In her high school course, Chihlan uses the Resilience module, with a specific focus on Beginner’s Mind and Using Adversity, to support her students in exploring their interests in Asian culture and preparing them to be global citizens. She incorporates principles such as Investment in Loss and Value Process Before Results through in-class review and reflection on drafts of project assignments.
With her younger students, Chihlan weaves Beginner’s Mind into their Chinese language instruction. “I take them to a garden nearby and take advantage of the environment where they are relaxed and comfortable while teaching concepts like colors and flowers and nature in Chinese, turning the language challenge into excitement and inspiration. Our project-based curriculum also allows us to practice Using Adversity in the process.”

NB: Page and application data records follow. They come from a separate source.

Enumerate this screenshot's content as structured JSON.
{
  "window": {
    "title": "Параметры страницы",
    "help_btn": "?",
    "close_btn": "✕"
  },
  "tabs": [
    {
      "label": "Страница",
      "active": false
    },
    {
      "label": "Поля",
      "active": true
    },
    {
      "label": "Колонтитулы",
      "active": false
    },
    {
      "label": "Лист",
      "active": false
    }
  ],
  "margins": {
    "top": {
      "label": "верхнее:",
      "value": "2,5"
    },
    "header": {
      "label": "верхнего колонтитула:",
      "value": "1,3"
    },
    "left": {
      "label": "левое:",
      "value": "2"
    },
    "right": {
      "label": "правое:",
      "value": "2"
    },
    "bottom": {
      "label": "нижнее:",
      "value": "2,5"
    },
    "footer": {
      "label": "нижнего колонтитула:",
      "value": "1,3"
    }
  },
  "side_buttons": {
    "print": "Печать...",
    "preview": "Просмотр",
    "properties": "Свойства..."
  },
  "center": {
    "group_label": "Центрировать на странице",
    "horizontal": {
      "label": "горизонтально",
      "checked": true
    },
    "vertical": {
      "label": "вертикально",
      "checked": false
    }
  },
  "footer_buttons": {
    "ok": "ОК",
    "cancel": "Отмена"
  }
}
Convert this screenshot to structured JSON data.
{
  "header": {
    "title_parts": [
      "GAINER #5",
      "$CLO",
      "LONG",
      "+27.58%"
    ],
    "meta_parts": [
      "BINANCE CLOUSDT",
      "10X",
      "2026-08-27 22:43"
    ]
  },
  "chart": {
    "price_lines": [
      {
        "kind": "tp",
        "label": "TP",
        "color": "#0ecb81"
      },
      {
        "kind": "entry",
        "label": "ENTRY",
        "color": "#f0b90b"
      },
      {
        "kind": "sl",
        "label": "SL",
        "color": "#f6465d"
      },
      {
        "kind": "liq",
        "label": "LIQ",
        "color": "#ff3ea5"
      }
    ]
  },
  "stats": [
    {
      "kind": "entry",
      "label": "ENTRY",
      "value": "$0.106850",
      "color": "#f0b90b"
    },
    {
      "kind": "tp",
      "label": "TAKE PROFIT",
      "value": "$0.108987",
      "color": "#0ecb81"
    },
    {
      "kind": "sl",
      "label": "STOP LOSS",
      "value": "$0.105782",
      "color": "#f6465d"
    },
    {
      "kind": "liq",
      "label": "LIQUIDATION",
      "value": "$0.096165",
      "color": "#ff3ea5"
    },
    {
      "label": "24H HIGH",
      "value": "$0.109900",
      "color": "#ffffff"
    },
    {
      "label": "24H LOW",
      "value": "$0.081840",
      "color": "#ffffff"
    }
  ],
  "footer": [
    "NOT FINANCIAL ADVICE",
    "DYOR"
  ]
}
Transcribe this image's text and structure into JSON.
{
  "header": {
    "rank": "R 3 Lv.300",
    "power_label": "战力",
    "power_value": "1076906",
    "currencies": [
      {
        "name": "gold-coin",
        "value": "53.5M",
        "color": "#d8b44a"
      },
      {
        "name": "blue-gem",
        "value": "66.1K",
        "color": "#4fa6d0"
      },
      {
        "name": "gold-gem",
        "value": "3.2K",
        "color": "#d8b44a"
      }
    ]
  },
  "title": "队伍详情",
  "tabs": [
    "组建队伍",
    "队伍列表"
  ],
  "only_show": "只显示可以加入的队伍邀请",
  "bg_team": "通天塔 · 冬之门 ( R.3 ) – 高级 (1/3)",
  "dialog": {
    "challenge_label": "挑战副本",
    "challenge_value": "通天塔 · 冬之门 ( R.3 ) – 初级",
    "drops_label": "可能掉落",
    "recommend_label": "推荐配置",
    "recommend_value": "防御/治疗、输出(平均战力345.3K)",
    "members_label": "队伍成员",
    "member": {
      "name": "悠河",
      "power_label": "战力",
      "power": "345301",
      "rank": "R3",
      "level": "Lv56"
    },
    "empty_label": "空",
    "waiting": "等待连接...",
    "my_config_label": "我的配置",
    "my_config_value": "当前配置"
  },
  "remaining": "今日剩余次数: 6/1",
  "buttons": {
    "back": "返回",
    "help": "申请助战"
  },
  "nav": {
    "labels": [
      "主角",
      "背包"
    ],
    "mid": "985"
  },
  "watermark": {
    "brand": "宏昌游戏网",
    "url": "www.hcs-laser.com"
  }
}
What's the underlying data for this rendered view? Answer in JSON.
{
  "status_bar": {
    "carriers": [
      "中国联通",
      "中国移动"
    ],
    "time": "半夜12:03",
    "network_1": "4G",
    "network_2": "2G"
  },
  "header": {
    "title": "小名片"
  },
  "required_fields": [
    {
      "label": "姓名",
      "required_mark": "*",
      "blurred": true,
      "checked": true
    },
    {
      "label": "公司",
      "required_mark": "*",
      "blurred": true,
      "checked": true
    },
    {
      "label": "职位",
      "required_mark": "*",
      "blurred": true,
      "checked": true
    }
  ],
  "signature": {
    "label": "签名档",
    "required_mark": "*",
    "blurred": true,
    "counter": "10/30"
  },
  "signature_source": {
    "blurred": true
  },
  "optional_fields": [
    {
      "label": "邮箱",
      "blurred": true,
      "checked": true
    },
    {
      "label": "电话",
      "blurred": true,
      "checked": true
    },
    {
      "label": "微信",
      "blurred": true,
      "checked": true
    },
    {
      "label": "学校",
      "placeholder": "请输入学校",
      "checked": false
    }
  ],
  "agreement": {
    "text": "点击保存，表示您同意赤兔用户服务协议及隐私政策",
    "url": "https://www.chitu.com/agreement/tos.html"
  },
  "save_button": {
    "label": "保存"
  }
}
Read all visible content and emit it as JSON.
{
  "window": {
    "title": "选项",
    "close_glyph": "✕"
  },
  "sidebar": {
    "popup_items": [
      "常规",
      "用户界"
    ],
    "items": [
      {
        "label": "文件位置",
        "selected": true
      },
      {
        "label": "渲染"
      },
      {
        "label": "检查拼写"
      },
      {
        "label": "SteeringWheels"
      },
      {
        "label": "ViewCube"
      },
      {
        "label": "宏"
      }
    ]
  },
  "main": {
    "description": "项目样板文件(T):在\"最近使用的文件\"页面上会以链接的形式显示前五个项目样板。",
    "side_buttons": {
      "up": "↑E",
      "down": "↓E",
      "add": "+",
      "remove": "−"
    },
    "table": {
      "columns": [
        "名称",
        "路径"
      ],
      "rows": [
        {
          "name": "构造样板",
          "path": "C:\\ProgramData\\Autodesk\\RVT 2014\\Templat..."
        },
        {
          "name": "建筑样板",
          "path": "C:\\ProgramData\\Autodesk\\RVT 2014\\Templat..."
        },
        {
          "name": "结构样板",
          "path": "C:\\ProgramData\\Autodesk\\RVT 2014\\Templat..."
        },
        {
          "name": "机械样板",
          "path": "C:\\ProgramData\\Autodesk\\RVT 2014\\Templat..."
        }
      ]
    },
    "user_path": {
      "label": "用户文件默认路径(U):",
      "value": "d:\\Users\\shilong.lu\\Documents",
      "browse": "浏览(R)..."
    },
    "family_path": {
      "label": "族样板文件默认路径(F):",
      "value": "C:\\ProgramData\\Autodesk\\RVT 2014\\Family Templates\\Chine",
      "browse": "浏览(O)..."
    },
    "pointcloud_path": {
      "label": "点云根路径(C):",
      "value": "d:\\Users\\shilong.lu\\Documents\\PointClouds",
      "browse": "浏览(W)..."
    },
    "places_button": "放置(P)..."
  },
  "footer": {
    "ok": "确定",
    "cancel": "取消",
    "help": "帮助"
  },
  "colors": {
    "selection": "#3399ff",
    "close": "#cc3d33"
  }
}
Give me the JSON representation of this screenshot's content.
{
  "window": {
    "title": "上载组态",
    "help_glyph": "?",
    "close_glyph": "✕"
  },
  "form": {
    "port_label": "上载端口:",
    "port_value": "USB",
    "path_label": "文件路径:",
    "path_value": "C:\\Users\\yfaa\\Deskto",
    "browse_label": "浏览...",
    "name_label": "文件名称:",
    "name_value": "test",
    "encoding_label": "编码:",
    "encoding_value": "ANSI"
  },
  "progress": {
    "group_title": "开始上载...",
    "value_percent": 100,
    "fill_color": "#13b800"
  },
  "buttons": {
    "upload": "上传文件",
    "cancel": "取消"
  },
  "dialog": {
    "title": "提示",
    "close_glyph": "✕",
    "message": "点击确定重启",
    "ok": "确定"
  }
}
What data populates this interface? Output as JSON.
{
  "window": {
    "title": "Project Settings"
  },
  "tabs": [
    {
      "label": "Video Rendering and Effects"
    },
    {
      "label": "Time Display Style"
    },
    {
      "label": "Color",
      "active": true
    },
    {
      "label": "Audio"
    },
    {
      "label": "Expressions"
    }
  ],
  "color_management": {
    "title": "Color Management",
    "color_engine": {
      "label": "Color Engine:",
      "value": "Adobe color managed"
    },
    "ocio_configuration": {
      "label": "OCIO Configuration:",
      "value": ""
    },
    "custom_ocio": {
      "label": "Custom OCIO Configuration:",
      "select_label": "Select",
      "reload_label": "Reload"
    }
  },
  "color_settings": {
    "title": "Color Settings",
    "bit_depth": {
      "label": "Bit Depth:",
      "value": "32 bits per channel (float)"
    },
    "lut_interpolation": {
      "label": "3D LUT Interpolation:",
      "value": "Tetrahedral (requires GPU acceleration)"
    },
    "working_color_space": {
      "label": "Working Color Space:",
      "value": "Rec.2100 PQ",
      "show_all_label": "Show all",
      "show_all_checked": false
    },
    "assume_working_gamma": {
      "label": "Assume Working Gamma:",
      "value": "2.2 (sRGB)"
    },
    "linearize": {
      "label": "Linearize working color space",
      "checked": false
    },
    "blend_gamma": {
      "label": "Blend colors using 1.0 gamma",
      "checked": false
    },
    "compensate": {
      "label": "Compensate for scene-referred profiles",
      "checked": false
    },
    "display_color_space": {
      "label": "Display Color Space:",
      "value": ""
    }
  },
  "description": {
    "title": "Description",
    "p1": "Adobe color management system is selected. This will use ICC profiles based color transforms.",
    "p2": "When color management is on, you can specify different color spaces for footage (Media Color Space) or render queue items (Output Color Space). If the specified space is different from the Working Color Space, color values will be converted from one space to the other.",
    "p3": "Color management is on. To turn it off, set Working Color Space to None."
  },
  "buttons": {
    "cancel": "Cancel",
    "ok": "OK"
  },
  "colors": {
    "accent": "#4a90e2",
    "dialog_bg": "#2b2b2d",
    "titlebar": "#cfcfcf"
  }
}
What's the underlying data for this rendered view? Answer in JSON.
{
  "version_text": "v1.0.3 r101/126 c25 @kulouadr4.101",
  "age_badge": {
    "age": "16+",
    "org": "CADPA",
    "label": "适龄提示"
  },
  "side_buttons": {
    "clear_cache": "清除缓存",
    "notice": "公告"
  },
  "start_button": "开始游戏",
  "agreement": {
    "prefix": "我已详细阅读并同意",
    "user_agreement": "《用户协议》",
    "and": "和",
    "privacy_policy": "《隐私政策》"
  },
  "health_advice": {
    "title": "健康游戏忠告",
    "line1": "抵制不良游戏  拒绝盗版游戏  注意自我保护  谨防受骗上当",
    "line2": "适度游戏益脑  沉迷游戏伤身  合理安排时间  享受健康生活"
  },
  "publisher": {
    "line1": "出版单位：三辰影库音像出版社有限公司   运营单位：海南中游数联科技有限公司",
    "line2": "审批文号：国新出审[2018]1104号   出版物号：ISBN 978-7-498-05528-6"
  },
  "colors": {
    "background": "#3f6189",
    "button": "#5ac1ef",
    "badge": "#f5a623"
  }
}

PENSACOLA, FL – Barbie Nall teaches a variety of subjects to 6th through 12th grade students in a drug and alcohol residential treatment center. In addition to providing the students with the academic coursework necessary to reach or maintain grade level standards, the program aims to give the students tools to learn positive coping skills necessary for developing healthy relationships, solving problems, and avoiding triggers.
“Having already faced many obstacles, the students need multiple avenues of encouragement to better their lives,” Nall explains. “Some students have never had a stable environment and need to know how they can make life better for themselves. The book, along with the study guides, will help the students realize how to make that difference.”
Nall plans to share The Art of Learning with the counselors and director of the program and possibly have the students read and discuss the book. In this way, the students will not only encounter the concepts in class, but in their counseling sessions and the dormitory as well. In addition to the book discussion, Nall will incorporate Resilience principles such as Value Process Before Results, Investment in Loss, Beginner’s Mind, and Using Adversity into the break periods using kinesthetic activities.
DUBLIN, IRELAND – Colaiste Dhulaigh is a community college in Dublin, Ireland, dedicated to providing the students within the community with the skills and confidence they need to further their education and enter the workforce. Dave Curran, the Head of Journalism and a Student Services team member in the Media department at the college, has found The Art of Learning to be an invaluable resource on his own path to learning and growth and has shared the book with many friends and colleagues. Curran explains that one of the aspects of the book that appeals to him is that, “Josh’s principles of learning take the mystique out of talent and progress. He makes excellence feel attainable.”
Curran plans to teach a seminar to journalism and media production students in which he hopes to provide the students with the tools to “approach tasks differently, aware that a result different to the one they hoped to achieve will be treated as learning rather than failure.”
The seminar will use learning principles such as Listening First and Loving the Game to help students discover their passions, The Power of Presence to provide the tools to improve focus in all aspects of learning, and Value Process Before Results and Investment in Loss to emphasize the learning opportunities present in mistakes.
“I want students to think creatively about how they approach their learning by viewing bad results or a lack of focus as something other than failure. Rather, they should treat these as steps toward being better students by reflecting on the causes.”